"Not for another hour. Tell me, how did you get here?"

"I heard a noise on deck, got up, and found I was locked in. I looked out and saw a shadow moving away. I knew it was a boat, and guessed you had been kidnapped. Our dinghy was alongside, and I managed to get through the cabin window and drop into it. My first idea was to rouse Dad, but I could hear him breathing deeply and felt sure he was asleep. So I just came straight ashore. Then I saw a fire among the trees and crept up, and there were two men sleeping in hammocks, and you were tied to a tree. I crept round, but before I could reach you Zamba had you. So I followed, and waited outside the hut ever so long before he came out."

"Hush!" Johnny whispered. "Someone's coming up from the river. My word, it's Crowle and Sousa. They've waked up and missed me."

The men spotted the hut and went in. Johnny and Sylvia heard Crowle exclaim angrily. They came out again and prowled round. The two in the tree stayed quiet as mice.

"It was Zamba took him. I'll swear to that," they heard Crowle say. "But where's he took him? It wouldn't be up to the kraal. I'll lay he has him hidden somewhere round here." Sousa said something. They couldn't catch the words. Crowle smacked his great hands together.

"A good notion, Sousa! I'll do it!" He ran into the hut. Next minute there was a crackle—then a red glow.

"The fool! He's fired the hut," Johnny muttered. "Now look out for squalls."


THEY hadn't long to wait. There was a thud of bare feet on the hard ground, and here came Zamba, with three or four of his men armed with spears and clubs. Crowle snapped a shot at Zamba, missed him, turned and ran, followed by Sousa.

"Now!" hissed Johnny, and he and Sylvia, active as cats, swung down from the tree and bolted for the river. Sylvia made straight for the dinghy, and in a few moments they were pulling out to the launch.

"Sylvia, is that you?" came her father's anxious voice.

"And Johnny," called Sylvia. "Dad, get the anchor up. Quick!" It was not till they were well down the creek that Sylvia explained what had happened. "And how did you get loose, Dad?" she asked.

"Broke the door down. Child, I was scared stiff when I found you gone. But I'm proud of you. And of you, too, Johnny. By the by, where did you hide the emerald?"
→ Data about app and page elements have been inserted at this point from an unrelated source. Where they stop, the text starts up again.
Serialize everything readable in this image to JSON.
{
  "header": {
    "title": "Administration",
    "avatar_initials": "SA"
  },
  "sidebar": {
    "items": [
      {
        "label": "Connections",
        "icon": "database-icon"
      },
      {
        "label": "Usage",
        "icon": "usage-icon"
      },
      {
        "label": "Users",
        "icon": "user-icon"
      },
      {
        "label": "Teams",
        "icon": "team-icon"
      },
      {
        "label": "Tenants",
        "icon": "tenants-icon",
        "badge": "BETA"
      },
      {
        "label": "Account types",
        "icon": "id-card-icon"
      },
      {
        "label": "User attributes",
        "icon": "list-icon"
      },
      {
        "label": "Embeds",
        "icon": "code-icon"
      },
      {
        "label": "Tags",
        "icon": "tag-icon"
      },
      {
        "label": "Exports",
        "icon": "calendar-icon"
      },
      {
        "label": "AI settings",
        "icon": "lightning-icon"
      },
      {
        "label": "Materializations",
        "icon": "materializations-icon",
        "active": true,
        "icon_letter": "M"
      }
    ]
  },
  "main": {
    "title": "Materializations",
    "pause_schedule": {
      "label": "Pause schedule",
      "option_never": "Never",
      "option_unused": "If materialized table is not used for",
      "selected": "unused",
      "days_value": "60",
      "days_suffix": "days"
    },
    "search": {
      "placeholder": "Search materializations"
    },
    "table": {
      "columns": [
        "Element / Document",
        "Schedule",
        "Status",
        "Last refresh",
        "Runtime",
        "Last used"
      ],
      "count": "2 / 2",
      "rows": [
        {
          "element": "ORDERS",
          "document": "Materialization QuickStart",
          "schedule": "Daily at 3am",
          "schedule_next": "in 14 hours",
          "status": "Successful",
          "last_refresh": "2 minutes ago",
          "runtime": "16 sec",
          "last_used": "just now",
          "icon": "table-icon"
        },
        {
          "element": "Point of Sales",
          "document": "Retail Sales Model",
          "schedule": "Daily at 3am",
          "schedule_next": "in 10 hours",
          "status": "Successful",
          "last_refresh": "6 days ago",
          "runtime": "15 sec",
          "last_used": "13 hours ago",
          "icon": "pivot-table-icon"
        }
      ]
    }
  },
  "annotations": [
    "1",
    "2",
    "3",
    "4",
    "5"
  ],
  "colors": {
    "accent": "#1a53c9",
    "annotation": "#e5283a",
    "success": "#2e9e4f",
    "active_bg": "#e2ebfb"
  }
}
"Inside a yam in a sack in the galley, sir." He dived below and fetched up a big sweet potato.

Mr Ritson took the big emerald. "Johnny," he said, "you've earned your keep and a bit over. You're coming to Lagos with us. You'll go to school for a couple of years, then come into my office."

Sylvia clapped her hands. "That's fine, Dad!" she cried.


Roy Glashan's Library
Non sibi sed omnibus
Go to Home Page
This work is out of copyright in countries with a copyright
period of 70 years or less, after the year of the author's death.
If it is under copyright in your country of residence,
do not download or redistribute this file.
Original content added by RGL (e.g., introductions, notes,
RGL covers) is proprietary and protected by copyright.